• _Work task_:
From the listing below, copy each line that holds "banner".
^^^^
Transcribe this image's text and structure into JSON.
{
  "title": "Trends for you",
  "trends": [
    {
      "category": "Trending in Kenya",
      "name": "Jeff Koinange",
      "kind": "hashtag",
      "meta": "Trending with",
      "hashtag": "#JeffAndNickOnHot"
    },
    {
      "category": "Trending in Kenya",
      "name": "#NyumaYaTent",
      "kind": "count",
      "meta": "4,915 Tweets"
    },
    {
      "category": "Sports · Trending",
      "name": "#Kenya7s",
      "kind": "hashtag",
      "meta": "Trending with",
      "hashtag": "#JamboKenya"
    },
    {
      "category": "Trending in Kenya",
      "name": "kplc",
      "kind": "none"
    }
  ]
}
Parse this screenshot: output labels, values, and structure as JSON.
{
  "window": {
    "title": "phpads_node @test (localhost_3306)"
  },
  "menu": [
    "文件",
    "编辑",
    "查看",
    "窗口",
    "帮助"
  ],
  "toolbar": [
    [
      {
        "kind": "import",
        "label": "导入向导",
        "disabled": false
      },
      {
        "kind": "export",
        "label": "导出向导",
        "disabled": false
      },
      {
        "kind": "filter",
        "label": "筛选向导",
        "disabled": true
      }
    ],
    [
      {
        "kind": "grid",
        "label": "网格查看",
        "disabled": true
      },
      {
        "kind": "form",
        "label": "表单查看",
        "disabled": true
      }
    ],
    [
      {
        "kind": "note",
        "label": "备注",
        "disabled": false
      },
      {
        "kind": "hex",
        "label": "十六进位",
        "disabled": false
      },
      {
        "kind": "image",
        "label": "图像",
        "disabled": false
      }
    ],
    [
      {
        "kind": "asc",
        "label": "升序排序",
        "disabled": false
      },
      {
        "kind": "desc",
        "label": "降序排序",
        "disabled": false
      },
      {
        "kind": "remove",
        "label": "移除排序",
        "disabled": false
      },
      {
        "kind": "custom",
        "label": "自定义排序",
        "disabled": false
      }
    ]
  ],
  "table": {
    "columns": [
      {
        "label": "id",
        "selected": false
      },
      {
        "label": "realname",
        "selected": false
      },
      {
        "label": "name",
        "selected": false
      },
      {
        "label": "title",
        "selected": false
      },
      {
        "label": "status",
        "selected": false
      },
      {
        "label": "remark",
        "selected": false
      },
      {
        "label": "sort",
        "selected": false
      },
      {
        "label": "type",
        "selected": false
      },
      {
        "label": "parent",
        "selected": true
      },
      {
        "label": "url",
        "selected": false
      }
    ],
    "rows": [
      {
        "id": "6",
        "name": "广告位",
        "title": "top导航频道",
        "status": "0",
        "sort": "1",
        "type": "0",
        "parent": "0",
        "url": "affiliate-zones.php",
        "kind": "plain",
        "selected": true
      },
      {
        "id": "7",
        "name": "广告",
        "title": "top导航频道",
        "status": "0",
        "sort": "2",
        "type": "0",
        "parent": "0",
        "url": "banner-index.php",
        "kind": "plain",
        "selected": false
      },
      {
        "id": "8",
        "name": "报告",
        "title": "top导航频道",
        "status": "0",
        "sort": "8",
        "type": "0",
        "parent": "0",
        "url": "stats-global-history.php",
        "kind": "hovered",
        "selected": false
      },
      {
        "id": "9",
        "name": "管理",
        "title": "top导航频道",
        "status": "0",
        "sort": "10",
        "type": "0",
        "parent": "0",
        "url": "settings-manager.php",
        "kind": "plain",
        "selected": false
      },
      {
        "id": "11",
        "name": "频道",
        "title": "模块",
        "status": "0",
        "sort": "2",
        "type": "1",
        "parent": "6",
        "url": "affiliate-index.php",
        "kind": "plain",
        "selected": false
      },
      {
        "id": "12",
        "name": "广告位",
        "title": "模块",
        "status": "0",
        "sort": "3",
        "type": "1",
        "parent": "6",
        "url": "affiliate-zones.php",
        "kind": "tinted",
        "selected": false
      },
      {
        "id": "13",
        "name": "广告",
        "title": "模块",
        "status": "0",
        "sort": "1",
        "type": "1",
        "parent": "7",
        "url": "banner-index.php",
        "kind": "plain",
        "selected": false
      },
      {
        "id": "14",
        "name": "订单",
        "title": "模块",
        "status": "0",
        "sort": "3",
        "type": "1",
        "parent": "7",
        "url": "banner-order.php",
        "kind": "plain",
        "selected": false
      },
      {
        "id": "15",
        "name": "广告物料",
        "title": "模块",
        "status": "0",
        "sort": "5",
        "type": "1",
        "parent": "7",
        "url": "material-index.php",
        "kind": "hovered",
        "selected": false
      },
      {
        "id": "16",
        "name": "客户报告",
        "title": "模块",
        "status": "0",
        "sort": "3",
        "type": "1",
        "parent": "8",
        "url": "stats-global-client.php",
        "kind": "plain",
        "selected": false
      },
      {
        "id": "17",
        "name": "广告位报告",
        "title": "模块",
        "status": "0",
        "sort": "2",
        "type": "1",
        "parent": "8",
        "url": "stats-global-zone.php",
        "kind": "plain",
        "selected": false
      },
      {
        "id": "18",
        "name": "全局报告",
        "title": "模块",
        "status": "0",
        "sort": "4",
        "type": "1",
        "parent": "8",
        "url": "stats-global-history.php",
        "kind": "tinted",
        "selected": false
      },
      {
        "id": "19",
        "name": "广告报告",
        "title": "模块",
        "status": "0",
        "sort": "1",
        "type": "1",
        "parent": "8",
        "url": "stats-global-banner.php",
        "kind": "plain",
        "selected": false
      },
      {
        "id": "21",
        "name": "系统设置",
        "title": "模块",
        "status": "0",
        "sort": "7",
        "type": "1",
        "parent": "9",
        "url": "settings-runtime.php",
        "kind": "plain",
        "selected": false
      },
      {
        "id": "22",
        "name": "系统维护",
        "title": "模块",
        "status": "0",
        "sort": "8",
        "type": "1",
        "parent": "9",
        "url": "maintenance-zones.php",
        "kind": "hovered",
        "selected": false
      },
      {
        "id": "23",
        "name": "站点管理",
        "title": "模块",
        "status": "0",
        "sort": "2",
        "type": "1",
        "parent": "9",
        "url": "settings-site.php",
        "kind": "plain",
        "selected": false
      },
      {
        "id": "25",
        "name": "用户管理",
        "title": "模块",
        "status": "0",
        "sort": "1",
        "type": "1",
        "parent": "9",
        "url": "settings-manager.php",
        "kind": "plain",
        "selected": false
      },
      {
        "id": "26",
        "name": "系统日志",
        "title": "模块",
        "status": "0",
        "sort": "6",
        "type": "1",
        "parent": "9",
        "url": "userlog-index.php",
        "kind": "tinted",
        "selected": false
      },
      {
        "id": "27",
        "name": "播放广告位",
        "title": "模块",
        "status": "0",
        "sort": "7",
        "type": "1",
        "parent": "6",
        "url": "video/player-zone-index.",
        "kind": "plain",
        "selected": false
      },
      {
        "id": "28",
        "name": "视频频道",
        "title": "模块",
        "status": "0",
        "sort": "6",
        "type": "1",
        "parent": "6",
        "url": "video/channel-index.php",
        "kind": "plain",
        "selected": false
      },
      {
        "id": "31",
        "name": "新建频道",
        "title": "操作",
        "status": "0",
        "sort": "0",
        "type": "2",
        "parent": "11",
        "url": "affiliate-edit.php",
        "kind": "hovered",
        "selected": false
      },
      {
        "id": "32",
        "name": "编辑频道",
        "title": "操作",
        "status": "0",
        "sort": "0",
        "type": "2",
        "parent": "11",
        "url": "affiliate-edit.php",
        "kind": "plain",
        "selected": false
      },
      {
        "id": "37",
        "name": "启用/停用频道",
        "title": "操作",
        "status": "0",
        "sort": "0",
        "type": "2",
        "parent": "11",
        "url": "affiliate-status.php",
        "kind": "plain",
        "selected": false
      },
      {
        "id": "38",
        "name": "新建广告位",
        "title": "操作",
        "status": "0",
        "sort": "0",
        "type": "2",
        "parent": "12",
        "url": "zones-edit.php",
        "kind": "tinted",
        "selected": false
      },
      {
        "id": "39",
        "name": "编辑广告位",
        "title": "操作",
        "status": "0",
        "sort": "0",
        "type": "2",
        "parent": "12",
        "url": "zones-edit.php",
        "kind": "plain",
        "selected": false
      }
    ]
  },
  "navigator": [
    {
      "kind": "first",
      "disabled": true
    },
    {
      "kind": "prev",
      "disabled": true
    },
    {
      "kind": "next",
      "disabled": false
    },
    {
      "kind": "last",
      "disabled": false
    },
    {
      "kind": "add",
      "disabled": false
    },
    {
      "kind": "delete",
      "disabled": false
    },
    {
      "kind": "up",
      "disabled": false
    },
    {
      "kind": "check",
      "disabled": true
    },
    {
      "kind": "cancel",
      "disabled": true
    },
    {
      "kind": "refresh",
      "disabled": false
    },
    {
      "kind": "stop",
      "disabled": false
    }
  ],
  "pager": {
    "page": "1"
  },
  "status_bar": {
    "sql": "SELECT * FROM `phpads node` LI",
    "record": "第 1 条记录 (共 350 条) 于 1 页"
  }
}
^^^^
• _Answer to this problem_:
        "url": "banner-index.php",
        "url": "banner-index.php",
        "url": "banner-order.php",
        "url": "stats-global-banner.php",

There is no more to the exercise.